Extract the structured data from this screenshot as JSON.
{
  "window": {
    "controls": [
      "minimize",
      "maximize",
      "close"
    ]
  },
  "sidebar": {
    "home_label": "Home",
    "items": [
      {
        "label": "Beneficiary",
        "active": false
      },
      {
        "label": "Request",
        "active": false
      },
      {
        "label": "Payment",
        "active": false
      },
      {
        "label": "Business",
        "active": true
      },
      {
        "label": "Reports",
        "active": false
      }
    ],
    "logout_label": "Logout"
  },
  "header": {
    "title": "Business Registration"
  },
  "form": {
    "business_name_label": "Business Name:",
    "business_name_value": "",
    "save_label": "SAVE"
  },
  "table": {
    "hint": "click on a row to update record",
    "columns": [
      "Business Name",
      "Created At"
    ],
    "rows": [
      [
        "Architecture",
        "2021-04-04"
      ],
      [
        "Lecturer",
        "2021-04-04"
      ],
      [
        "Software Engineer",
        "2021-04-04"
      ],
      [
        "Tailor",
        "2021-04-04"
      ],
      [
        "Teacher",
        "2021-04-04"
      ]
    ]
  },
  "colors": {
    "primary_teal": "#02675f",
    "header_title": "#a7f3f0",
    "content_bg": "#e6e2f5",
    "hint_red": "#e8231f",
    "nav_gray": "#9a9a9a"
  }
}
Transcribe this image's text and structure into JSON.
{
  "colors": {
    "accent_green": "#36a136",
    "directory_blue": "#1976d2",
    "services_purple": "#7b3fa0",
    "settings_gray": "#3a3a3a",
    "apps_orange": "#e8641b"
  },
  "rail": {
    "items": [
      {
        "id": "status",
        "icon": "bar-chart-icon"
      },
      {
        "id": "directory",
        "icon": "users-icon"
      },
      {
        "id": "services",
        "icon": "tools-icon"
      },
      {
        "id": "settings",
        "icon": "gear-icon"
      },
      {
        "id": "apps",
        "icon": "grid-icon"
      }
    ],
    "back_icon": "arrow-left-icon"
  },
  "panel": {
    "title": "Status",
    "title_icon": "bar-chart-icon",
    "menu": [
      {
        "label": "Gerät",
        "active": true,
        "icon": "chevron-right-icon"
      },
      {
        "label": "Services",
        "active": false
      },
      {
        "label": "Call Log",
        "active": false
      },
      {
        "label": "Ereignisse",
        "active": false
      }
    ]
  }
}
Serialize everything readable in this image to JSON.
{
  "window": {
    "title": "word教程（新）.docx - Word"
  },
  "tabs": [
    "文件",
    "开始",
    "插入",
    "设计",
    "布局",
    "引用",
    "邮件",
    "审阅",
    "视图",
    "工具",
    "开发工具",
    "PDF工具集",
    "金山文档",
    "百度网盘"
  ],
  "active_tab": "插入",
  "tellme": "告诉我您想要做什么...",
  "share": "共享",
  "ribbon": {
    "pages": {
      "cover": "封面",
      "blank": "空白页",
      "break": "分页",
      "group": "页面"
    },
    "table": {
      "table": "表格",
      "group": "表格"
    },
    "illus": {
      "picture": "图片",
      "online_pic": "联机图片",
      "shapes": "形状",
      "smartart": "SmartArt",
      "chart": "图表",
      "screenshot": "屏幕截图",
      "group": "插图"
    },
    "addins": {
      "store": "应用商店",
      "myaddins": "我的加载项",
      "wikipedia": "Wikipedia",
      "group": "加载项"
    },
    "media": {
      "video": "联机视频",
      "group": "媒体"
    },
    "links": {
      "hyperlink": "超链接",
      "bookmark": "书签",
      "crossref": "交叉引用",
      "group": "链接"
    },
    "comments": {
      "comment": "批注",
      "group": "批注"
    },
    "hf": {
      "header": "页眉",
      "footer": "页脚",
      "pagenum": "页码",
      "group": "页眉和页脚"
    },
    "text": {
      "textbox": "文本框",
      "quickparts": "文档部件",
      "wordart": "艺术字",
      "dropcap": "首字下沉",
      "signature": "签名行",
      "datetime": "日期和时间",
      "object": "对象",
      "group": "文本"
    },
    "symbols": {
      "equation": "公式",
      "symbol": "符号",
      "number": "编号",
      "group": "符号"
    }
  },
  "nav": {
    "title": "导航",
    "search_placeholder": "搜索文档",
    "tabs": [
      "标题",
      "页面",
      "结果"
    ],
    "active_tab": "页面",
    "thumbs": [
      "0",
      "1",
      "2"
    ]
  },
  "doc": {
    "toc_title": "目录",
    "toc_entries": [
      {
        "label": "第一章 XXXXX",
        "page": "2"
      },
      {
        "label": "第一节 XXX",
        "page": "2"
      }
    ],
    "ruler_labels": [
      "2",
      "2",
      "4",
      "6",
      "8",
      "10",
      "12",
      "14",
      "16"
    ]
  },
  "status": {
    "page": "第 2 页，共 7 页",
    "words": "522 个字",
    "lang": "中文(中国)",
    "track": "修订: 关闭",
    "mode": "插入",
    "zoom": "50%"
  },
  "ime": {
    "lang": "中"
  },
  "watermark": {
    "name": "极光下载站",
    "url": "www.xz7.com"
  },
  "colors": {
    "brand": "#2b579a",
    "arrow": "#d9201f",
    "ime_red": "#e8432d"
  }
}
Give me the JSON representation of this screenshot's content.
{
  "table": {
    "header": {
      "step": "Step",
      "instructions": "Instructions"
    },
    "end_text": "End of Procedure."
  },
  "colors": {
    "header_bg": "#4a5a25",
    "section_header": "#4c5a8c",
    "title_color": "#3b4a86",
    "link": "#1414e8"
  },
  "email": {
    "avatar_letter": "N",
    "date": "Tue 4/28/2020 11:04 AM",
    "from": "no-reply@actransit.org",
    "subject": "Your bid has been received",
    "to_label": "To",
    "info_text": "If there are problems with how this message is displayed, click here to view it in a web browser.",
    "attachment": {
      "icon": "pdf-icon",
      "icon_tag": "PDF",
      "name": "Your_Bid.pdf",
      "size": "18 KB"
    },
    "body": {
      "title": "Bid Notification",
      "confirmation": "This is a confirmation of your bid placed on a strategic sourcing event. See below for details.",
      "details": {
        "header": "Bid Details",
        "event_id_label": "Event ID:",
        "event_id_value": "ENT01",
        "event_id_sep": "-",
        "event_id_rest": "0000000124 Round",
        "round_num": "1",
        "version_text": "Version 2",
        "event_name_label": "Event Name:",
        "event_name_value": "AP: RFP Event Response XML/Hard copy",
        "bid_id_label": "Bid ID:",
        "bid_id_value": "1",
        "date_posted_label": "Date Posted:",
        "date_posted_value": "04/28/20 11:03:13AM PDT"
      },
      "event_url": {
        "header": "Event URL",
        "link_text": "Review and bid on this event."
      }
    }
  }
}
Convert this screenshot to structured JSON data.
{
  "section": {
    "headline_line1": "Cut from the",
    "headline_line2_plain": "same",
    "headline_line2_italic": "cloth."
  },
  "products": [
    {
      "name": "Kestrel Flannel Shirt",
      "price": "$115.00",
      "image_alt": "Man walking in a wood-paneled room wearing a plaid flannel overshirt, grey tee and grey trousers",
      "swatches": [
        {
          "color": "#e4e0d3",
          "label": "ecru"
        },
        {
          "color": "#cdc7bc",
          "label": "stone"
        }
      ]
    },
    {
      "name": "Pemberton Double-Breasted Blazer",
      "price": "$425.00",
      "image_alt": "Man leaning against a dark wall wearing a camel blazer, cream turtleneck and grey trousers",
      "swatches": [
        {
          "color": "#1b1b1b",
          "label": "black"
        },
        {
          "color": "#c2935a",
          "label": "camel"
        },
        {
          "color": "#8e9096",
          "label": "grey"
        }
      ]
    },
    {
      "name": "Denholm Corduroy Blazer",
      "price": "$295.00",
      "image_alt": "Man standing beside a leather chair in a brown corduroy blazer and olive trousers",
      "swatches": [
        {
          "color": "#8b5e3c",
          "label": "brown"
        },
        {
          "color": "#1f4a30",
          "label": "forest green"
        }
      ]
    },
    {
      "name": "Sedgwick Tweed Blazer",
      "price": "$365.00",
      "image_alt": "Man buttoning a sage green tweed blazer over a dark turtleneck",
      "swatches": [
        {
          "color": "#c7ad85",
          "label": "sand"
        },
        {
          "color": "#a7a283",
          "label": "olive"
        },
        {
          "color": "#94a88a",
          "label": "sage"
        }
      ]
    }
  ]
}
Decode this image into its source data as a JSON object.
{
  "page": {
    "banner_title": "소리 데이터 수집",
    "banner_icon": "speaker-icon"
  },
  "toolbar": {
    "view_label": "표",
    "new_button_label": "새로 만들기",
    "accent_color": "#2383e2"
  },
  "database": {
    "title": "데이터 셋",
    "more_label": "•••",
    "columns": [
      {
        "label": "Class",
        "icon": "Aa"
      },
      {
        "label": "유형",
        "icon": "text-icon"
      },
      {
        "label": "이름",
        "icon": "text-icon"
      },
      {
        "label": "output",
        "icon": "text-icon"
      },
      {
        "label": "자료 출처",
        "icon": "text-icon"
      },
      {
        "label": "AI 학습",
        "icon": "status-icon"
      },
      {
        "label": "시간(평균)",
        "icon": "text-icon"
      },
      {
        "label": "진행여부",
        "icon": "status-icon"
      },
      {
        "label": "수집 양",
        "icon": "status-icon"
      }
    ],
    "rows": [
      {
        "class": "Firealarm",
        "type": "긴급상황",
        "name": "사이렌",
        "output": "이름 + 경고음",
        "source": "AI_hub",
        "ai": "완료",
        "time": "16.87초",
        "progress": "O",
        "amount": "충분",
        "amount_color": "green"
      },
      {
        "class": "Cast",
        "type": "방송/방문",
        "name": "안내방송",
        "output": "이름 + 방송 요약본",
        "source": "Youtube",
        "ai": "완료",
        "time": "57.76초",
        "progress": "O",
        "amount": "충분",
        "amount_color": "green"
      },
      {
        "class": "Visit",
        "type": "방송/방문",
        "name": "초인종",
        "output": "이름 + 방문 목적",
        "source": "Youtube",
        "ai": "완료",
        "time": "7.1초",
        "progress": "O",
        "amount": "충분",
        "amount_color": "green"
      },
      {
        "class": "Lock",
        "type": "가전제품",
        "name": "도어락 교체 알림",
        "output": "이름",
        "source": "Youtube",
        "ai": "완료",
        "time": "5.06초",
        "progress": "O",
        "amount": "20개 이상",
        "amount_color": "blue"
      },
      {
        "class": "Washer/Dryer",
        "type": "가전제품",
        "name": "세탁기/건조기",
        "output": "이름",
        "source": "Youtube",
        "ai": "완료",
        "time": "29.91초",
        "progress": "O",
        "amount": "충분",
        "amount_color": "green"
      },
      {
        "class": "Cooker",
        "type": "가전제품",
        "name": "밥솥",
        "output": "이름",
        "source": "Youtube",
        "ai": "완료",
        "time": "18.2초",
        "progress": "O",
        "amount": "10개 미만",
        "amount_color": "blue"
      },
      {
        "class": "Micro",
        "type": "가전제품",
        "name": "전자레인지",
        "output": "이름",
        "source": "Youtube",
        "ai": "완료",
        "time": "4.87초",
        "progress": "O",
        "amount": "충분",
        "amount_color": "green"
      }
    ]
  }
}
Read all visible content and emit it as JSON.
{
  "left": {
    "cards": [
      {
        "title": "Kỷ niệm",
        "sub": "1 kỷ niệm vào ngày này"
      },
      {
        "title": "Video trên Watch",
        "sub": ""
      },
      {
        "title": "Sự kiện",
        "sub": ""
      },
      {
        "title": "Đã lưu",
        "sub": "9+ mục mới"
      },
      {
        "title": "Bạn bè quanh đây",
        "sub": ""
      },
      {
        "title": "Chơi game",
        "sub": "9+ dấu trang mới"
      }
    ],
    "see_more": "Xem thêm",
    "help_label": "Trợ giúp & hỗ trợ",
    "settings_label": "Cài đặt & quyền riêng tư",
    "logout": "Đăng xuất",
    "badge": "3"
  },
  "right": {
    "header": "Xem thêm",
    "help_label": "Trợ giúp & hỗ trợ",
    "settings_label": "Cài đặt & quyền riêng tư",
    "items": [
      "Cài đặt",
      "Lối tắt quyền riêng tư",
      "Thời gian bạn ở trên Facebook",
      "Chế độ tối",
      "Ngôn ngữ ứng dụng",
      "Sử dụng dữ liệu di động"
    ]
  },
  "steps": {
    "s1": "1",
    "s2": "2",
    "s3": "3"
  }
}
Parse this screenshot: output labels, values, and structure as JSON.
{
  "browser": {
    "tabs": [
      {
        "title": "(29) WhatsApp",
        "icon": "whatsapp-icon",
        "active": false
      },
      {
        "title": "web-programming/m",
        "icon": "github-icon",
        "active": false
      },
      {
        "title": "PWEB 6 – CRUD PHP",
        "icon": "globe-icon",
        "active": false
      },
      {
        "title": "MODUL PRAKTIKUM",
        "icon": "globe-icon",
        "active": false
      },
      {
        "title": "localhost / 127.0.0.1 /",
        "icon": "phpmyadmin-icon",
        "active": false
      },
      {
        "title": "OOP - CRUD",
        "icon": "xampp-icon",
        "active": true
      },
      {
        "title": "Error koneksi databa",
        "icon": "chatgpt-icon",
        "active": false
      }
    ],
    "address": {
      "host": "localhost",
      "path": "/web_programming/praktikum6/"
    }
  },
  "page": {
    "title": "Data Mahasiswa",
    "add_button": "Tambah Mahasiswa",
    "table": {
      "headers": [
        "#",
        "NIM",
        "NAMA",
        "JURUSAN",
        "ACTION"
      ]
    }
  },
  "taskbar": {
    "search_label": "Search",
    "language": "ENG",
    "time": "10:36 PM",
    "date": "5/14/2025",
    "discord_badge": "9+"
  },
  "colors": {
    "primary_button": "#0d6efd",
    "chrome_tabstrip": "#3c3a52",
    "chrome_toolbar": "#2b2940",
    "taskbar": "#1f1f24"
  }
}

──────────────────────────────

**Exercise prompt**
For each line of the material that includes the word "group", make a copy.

**Response**
      "group": "页面"
      "group": "表格"
      "group": "插图"
      "group": "加载项"
      "group": "媒体"
      "group": "链接"
      "group": "批注"
      "group": "页眉和页脚"
      "group": "文本"
      "group": "符号"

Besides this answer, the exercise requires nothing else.